A big part of a data vendor’s value add comes down to productization, i.e., creating a data product that is usable and meets the end user’s needs.
But often data vendors have an incorrect perception of what the end user is looking for, and tend to run to one of the two extremes: They either sell raw, messy data with minimum (if any) pre-processing and some major quality issues to fix, or they attempt to create ready-to-use trading signals and composite scores.
Of course, over-processing data is risky, as it may accidentally remove the insights that traders are looking for. And yes, hedge funds who are serious about using big data and machine learning have capabilities to work with raw data. However, it takes way too much time and effort to transfer the data into the digestible format to even evaluate the alpha-generating potential of the data set and make an informed decision on whether the data set is worth buying.
On the other hand, ready-to-use trading signals extracted and back-tested by the vendor require zero preparation. But there are two major problems: Vendor-produced signals are commercially available and are prone to the overcrowding effect, and more importantly, building alpha-generating investment strategies may not be (and often clearly is not) the strongest skill of a data vendor. A good data vendor is a team of data experts and domain experts in the data category, but they are not (and are not supposed to be) good portfolio managers. Vendors who are trying to do a hedge fund manager’s job will end up missing opportunities to structure the optimal value proposition.

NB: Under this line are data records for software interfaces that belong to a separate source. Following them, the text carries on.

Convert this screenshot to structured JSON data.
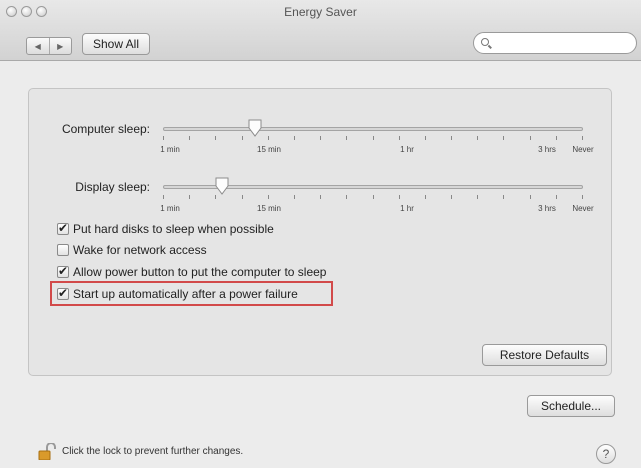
{
  "window": {
    "title": "Energy Saver"
  },
  "toolbar": {
    "back_label": "◀",
    "forward_label": "▶",
    "show_all_label": "Show All",
    "search_placeholder": "",
    "search_value": ""
  },
  "computer_sleep": {
    "label": "Computer sleep:",
    "value_fraction": 0.22
  },
  "display_sleep": {
    "label": "Display sleep:",
    "value_fraction": 0.14
  },
  "scale_labels": [
    "1 min",
    "15 min",
    "1 hr",
    "3 hrs",
    "Never"
  ],
  "options": [
    {
      "label": "Put hard disks to sleep when possible",
      "checked": true
    },
    {
      "label": "Wake for network access",
      "checked": false
    },
    {
      "label": "Allow power button to put the computer to sleep",
      "checked": true
    },
    {
      "label": "Start up automatically after a power failure",
      "checked": true
    }
  ],
  "buttons": {
    "restore_defaults": "Restore Defaults",
    "schedule": "Schedule..."
  },
  "footer": {
    "lock_text": "Click the lock to prevent further changes.",
    "help_label": "?"
  },
  "colors": {
    "highlight": "#d24a4a"
  }
}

Instead, a data vendor should focus on what they are good at and complete the data preparation work to make easier for the data buyer to evaluate and use the dataset. It is the vendor’s job to guarantee the quality of the data and to extract as many features and statistics describing the data set as possible. Then it is the portfolio manager’s job to decide what features are useful in the context of the particular portfolio and how these features can be combined with other sources of information to create a trading signal.
It is now a very well-known fact in the industry that most of the asset managers who are active alternative data users spend around 80% of their time preparing data for analysis versus 20% on actual data analysis. This is because every data buyer has to reinvent the wheel and extract the same features from the same commercially available data set. Meanwhile, the number of features covered by a data set is usually finite, and extracting them requires domain knowledge, not investment expertise. So, a data vendor is much better positioned to cover this part of the process than an asset manager.
The golden middle of alternative data productization is a combination of raw data with a comprehensive set of pre-selected features. Not the features that predict market moves and imply trading decisions; but the features that merely describe the dataset itself, regardless of whether they can be directly used as trading signals or alphas.
Combining, complementing, interpreting and overlaying those features to come up with a meaningful investment signal is the work to be done by the hedge fund’s data team in collaboration with portfolio managers. This part of the process is that exact secret sauce that allows two portfolio managers to come up with two very different signals and strategies while using the same data. And that is exactly the reason why alternative data still works, even as it is becoming mainstream.